§ **Material for this exercise**
################
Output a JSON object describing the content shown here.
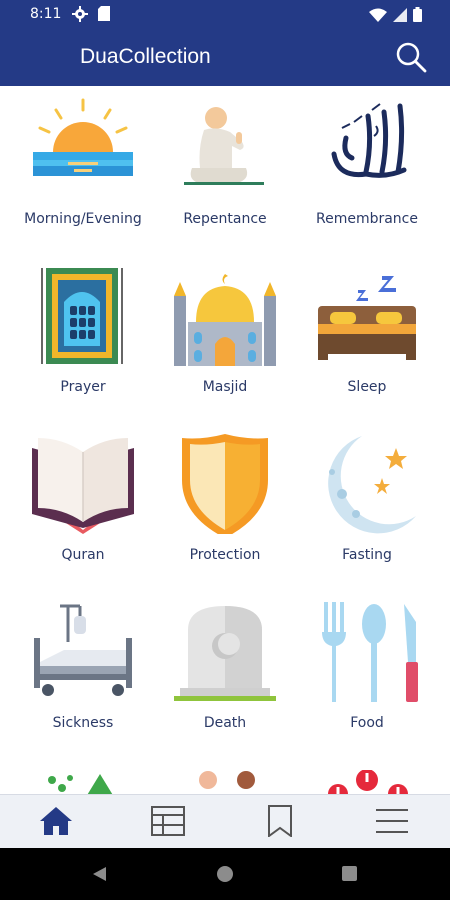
{
  "status_bar": {
    "time": "8:11",
    "icons": [
      "gear-icon",
      "sd-card-icon",
      "wifi-icon",
      "signal-icon",
      "battery-icon"
    ]
  },
  "app_bar": {
    "title": "DuaCollection",
    "search_icon": "search-icon"
  },
  "categories": [
    {
      "label": "Morning/Evening",
      "icon": "sunrise-icon"
    },
    {
      "label": "Repentance",
      "icon": "praying-person-icon"
    },
    {
      "label": "Remembrance",
      "icon": "allah-calligraphy-icon"
    },
    {
      "label": "Prayer",
      "icon": "prayer-rug-icon"
    },
    {
      "label": "Masjid",
      "icon": "mosque-icon"
    },
    {
      "label": "Sleep",
      "icon": "bed-icon"
    },
    {
      "label": "Quran",
      "icon": "open-book-icon"
    },
    {
      "label": "Protection",
      "icon": "shield-icon"
    },
    {
      "label": "Fasting",
      "icon": "crescent-moon-icon"
    },
    {
      "label": "Sickness",
      "icon": "hospital-bed-icon"
    },
    {
      "label": "Death",
      "icon": "gravestone-icon"
    },
    {
      "label": "Food",
      "icon": "cutlery-icon"
    }
  ],
  "bottom_nav": [
    {
      "icon": "home-icon",
      "active": true
    },
    {
      "icon": "table-icon",
      "active": false
    },
    {
      "icon": "bookmark-icon",
      "active": false
    },
    {
      "icon": "menu-icon",
      "active": false
    }
  ],
  "colors": {
    "primary": "#243a86",
    "label": "#2b3a67",
    "nav_background": "#eef1f6"
  }
}
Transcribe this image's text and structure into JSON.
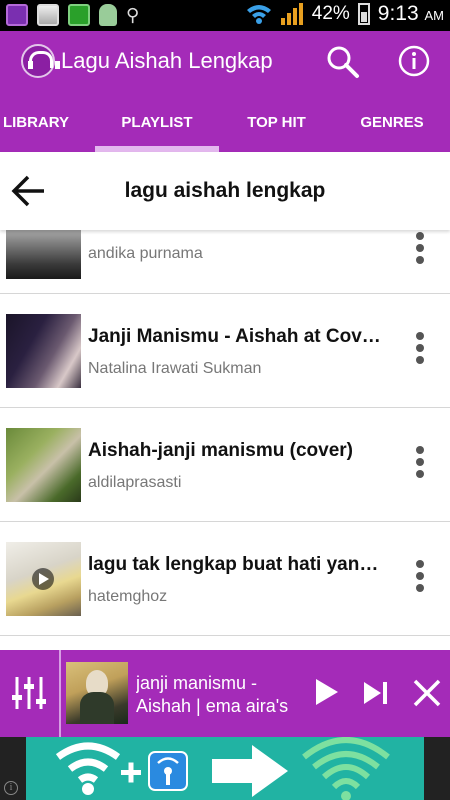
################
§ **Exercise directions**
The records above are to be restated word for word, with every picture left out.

§ **Answer space**
Output a JSON object describing the content shown here.
{
  "status_bar": {
    "time": "8:11",
    "icons": [
      "gear-icon",
      "sd-card-icon",
      "wifi-icon",
      "signal-icon",
      "battery-icon"
    ]
  },
  "app_bar": {
    "title": "DuaCollection",
    "search_icon": "search-icon"
  },
  "categories": [
    {
      "label": "Morning/Evening",
      "icon": "sunrise-icon"
    },
    {
      "label": "Repentance",
      "icon": "praying-person-icon"
    },
    {
      "label": "Remembrance",
      "icon": "allah-calligraphy-icon"
    },
    {
      "label": "Prayer",
      "icon": "prayer-rug-icon"
    },
    {
      "label": "Masjid",
      "icon": "mosque-icon"
    },
    {
      "label": "Sleep",
      "icon": "bed-icon"
    },
    {
      "label": "Quran",
      "icon": "open-book-icon"
    },
    {
      "label": "Protection",
      "icon": "shield-icon"
    },
    {
      "label": "Fasting",
      "icon": "crescent-moon-icon"
    },
    {
      "label": "Sickness",
      "icon": "hospital-bed-icon"
    },
    {
      "label": "Death",
      "icon": "gravestone-icon"
    },
    {
      "label": "Food",
      "icon": "cutlery-icon"
    }
  ],
  "bottom_nav": [
    {
      "icon": "home-icon",
      "active": true
    },
    {
      "icon": "table-icon",
      "active": false
    },
    {
      "icon": "bookmark-icon",
      "active": false
    },
    {
      "icon": "menu-icon",
      "active": false
    }
  ],
  "colors": {
    "primary": "#243a86",
    "label": "#2b3a67",
    "nav_background": "#eef1f6"
  }
}
Transcribe this image's text and structure into JSON.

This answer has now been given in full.